“I’d been trying to escape not just from camp, but from Achilles’s story; and I’d failed. Because, make no mistake, this was his story– his anger, his grief, his story. I was angry, I was grieving, but somehow that didn’t matter. Here I was, again, waiting for Achilles to decide when it was time for bed, still trapped, still stuck inside his story, and yet with no real part to play in it.”
But that was also a frustrating element for me because it made the plot predictable. I think the fact that I had just read 3/4 of The Iliad (primarily because I wanted to read this Briseis retelling), took out any surprise I might have found in the storyline. Reading The Iliad with an eye out for Briseis’s tragedies put a lot of the ideas that The Silence of the Girls explores into my mind before I read it: the horror and brutality of being pulled from one’s home, seeing one’s family killed, and being treated as an object by your enemies were all emotions I was able to pull from the plot of The Iliad and the premise of The Silence of the Girls alone, and seeing them played out over a full 300 pages didn’t change the way those concepts affected me.
And then there were a few truly baffling moments, like this one:
“Even though it made no sense, to me or to anybody else, that the two most powerful men in the Greek army should fall out over a girl.”
(Why not? Helen started a major war. The same war, in fact, that this Greek army is fighting for.)
But despite a few dissatisfactions, I did find The Silence of the Girls to be a much pleasanter reading experience than The Iliad; it’s a quick, compelling read, and I think ultimately I would recommend it in place of The Iliad,or at least, to be read before The Iliad. It’s not so much a change from the original as a fairer presentation of the traditional story. Color picture rather than the black and white classic. I think I was simply expecting too much going in to appreciate the strong simplicity Barker weaves, though I might have loved it more under other circumstances.
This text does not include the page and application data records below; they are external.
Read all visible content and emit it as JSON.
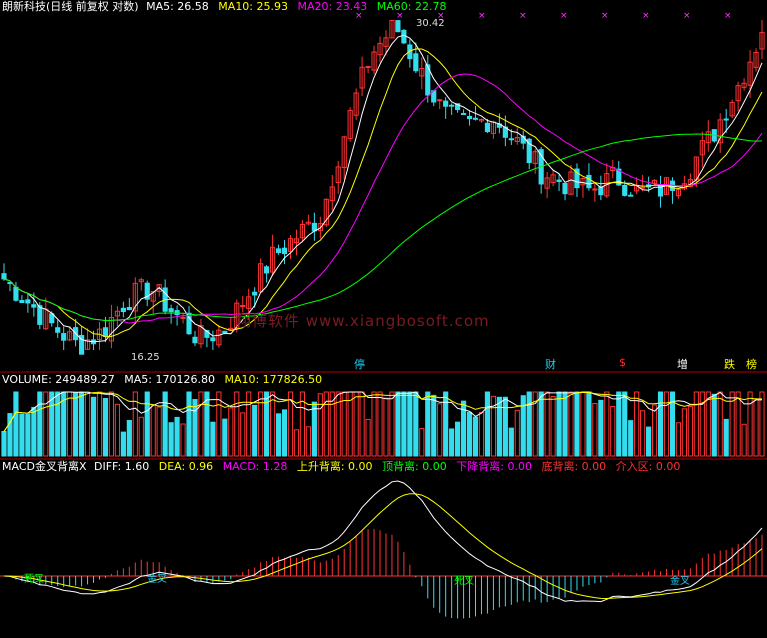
{
  "main_panel": {
    "title": "朗新科技(日线 前复权 对数)",
    "ma": [
      {
        "label": "MA5: 26.58",
        "color": "#ffffff"
      },
      {
        "label": "MA10: 25.93",
        "color": "#ffff00"
      },
      {
        "label": "MA20: 23.43",
        "color": "#ff00ff"
      },
      {
        "label": "MA60: 22.78",
        "color": "#00ff00"
      }
    ],
    "high_label": "30.42",
    "low_label": "16.25",
    "watermark": "翔博软件 www.xiangbosoft.com",
    "events": [
      {
        "text": "停",
        "color": "#22ccee"
      },
      {
        "text": "财",
        "color": "#22ccee"
      },
      {
        "text": "$",
        "color": "#ff3030"
      },
      {
        "text": "增",
        "color": "#ffffff"
      },
      {
        "text": "跌",
        "color": "#ffff00"
      },
      {
        "text": "榜",
        "color": "#ffff00"
      }
    ]
  },
  "volume_panel": {
    "items": [
      {
        "label": "VOLUME: 249489.27",
        "color": "#ffffff"
      },
      {
        "label": "MA5: 170126.80",
        "color": "#ffffff"
      },
      {
        "label": "MA10: 177826.50",
        "color": "#ffff00"
      }
    ]
  },
  "macd_panel": {
    "items": [
      {
        "label": "MACD金叉背离X",
        "color": "#ffffff"
      },
      {
        "label": "DIFF: 1.60",
        "color": "#ffffff"
      },
      {
        "label": "DEA: 0.96",
        "color": "#ffff00"
      },
      {
        "label": "MACD: 1.28",
        "color": "#ff00ff"
      },
      {
        "label": "上升背离: 0.00",
        "color": "#ffff00"
      },
      {
        "label": "顶背离: 0.00",
        "color": "#00ff00"
      },
      {
        "label": "下降背离: 0.00",
        "color": "#ff00ff"
      },
      {
        "label": "底背离: 0.00",
        "color": "#ff3030"
      },
      {
        "label": "介入区: 0.00",
        "color": "#ff3030"
      }
    ],
    "cross_labels": [
      {
        "text": "死叉",
        "color": "#00ff00"
      },
      {
        "text": "金叉",
        "color": "#22ccee"
      },
      {
        "text": "死叉",
        "color": "#00ff00"
      },
      {
        "text": "金叉",
        "color": "#22ccee"
      }
    ]
  },
  "chart_data": {
    "type": "candlestick",
    "series": [
      {
        "name": "MA5",
        "color": "#ffffff"
      },
      {
        "name": "MA10",
        "color": "#ffff00"
      },
      {
        "name": "MA20",
        "color": "#ff00ff"
      },
      {
        "name": "MA60",
        "color": "#00ff00"
      }
    ],
    "high": 30.42,
    "low": 16.25,
    "close_points": [
      18.6,
      17.8,
      17.0,
      16.4,
      16.8,
      17.9,
      18.3,
      17.4,
      16.6,
      16.9,
      18.1,
      19.4,
      20.2,
      21.0,
      24.8,
      28.5,
      30.1,
      27.6,
      25.4,
      24.9,
      25.3,
      24.1,
      22.8,
      22.3,
      22.0,
      22.6,
      21.9,
      22.1,
      22.9,
      24.5,
      26.8,
      29.7
    ]
  }
}
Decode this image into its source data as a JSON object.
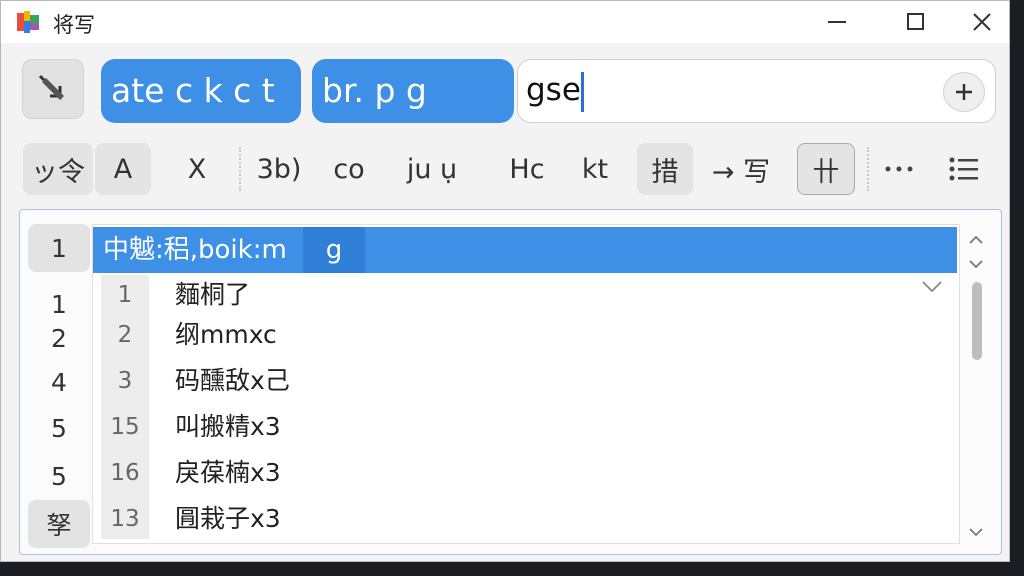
{
  "window": {
    "title": "将写"
  },
  "toolbar": {
    "chip1": "ate c  k c t",
    "chip2": "br. p   g",
    "search_value": "gse"
  },
  "toolbar2": {
    "items": [
      "ッ令",
      "A",
      "X",
      "3b)",
      "co",
      "ju  ụ",
      "Hc",
      "kt",
      "措",
      "→ 写",
      "卄"
    ]
  },
  "list": {
    "selected_row": {
      "text": "中魆:稆,boik:m",
      "highlight": "g"
    },
    "left_numbers": [
      "1",
      "1",
      "2",
      "4",
      "5",
      "5",
      "孥"
    ],
    "rows": [
      {
        "n": "1",
        "text": "麵桐了"
      },
      {
        "n": "2",
        "text": "纲mmxc"
      },
      {
        "n": "3",
        "text": "码醺敌x己"
      },
      {
        "n": "15",
        "text": "叫搬精x3"
      },
      {
        "n": "16",
        "text": "戾葆楠x3"
      },
      {
        "n": "13",
        "text": "㘣栽子x3"
      }
    ]
  },
  "colors": {
    "accent": "#3e8fe6",
    "window_bg": "#f3f3f3"
  }
}
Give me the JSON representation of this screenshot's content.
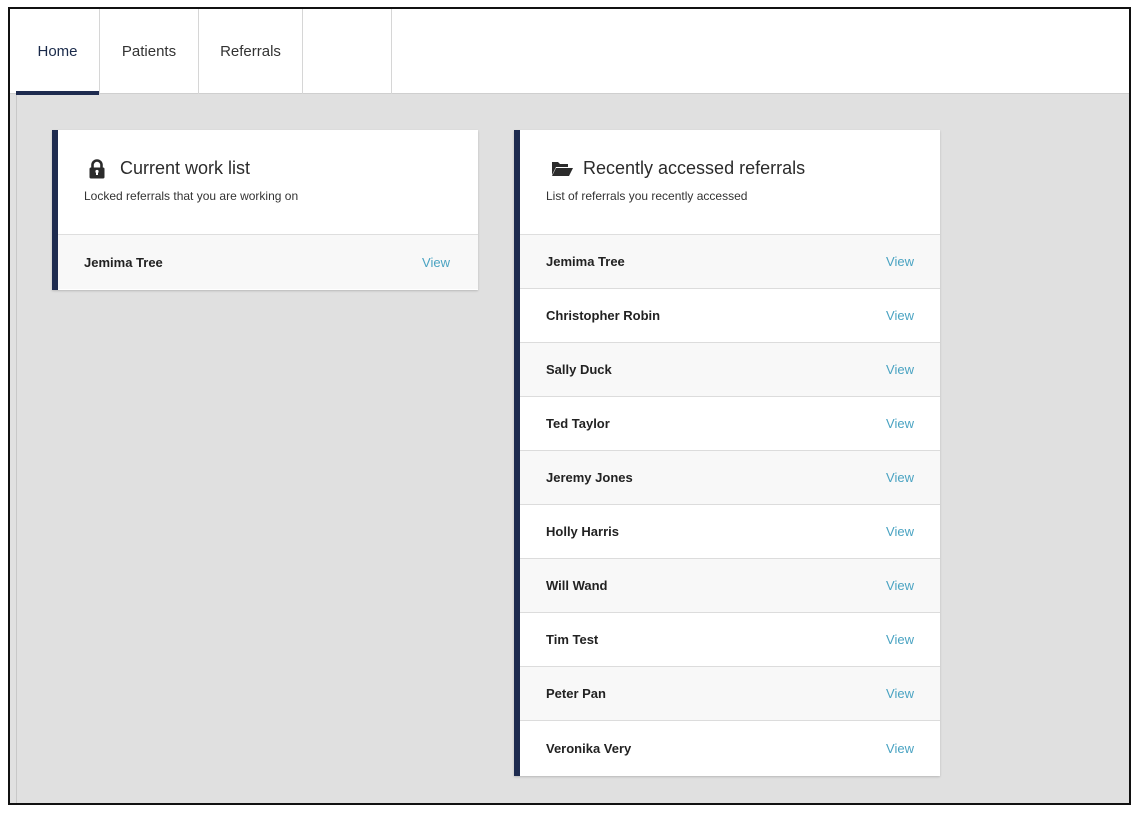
{
  "tabs": [
    {
      "label": "Home",
      "active": true
    },
    {
      "label": "Patients",
      "active": false
    },
    {
      "label": "Referrals",
      "active": false
    },
    {
      "label": "",
      "active": false
    }
  ],
  "current_work_list": {
    "icon": "lock-icon",
    "title": "Current work list",
    "subtitle": "Locked referrals that you are working on",
    "rows": [
      {
        "name": "Jemima Tree",
        "action": "View"
      }
    ]
  },
  "recent_referrals": {
    "icon": "folder-open-icon",
    "title": "Recently accessed referrals",
    "subtitle": "List of referrals you recently accessed",
    "rows": [
      {
        "name": "Jemima Tree",
        "action": "View"
      },
      {
        "name": "Christopher Robin",
        "action": "View"
      },
      {
        "name": "Sally Duck",
        "action": "View"
      },
      {
        "name": "Ted Taylor",
        "action": "View"
      },
      {
        "name": "Jeremy Jones",
        "action": "View"
      },
      {
        "name": "Holly Harris",
        "action": "View"
      },
      {
        "name": "Will Wand",
        "action": "View"
      },
      {
        "name": "Tim Test",
        "action": "View"
      },
      {
        "name": "Peter Pan",
        "action": "View"
      },
      {
        "name": "Veronika Very",
        "action": "View"
      }
    ]
  },
  "colors": {
    "accent": "#1e2b4f",
    "link": "#4aa3c2",
    "background": "#e0e0e0"
  }
}
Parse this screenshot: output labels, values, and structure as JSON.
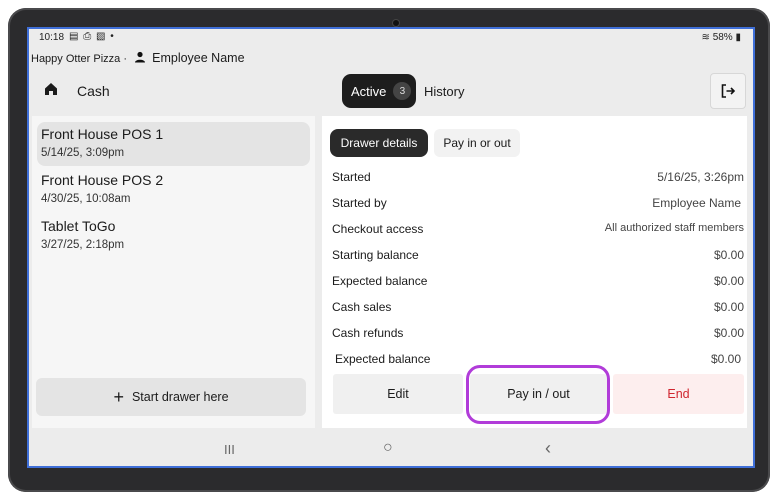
{
  "status_bar": {
    "time": "10:18",
    "notifications": "▤ ⎙ ▧ •",
    "battery": "58%"
  },
  "app": {
    "business_name": "Happy Otter Pizza",
    "separator": "·",
    "employee_name": "Employee Name"
  },
  "header": {
    "title": "Cash",
    "tabs": {
      "active_label": "Active",
      "active_count": "3",
      "history_label": "History"
    }
  },
  "drawers": [
    {
      "name": "Front House POS 1",
      "date": "5/14/25, 3:09pm",
      "selected": true
    },
    {
      "name": "Front House POS 2",
      "date": "4/30/25, 10:08am",
      "selected": false
    },
    {
      "name": "Tablet ToGo",
      "date": "3/27/25, 2:18pm",
      "selected": false
    }
  ],
  "start_drawer_label": "Start drawer here",
  "details": {
    "tabs": {
      "drawer_details": "Drawer details",
      "pay_in_out": "Pay in or out"
    },
    "rows": [
      {
        "label": "Started",
        "value": "5/16/25, 3:26pm"
      },
      {
        "label": "Started by",
        "value": "Employee Name"
      },
      {
        "label": "Checkout access",
        "value": "All authorized staff members"
      },
      {
        "label": "Starting balance",
        "value": "$0.00"
      },
      {
        "label": "Expected balance",
        "value": "$0.00"
      },
      {
        "label": "Cash sales",
        "value": "$0.00"
      },
      {
        "label": "Cash refunds",
        "value": "$0.00"
      },
      {
        "label": "Expected balance",
        "value": "$0.00"
      }
    ]
  },
  "actions": {
    "edit": "Edit",
    "pay_in_out": "Pay in / out",
    "end": "End"
  },
  "nav": {
    "recents": "III",
    "home": "○",
    "back": "‹"
  },
  "colors": {
    "accent_dark": "#1d1d1d",
    "danger": "#d0262f",
    "highlight": "#b13cd9",
    "screen_border": "#3f6fd8"
  }
}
My reaction: 4 out of 5 stars. This has been one of the highlights for me from my BOTM choices this year. I liked it better than Madeline Miller’s Circe, the other Greek mythology retelling I’ve read in the past months, but it didn’t impress me as much as I expected to be impressed. I’m more interested in finally picking up Miller’s The Song of Achilles to round out my Trojan War reading experience, but I think I need a little break from Troy. I’ll read The Odyssey first, for a change of pace.
What’s your favorite retelling?
The Literary Elephant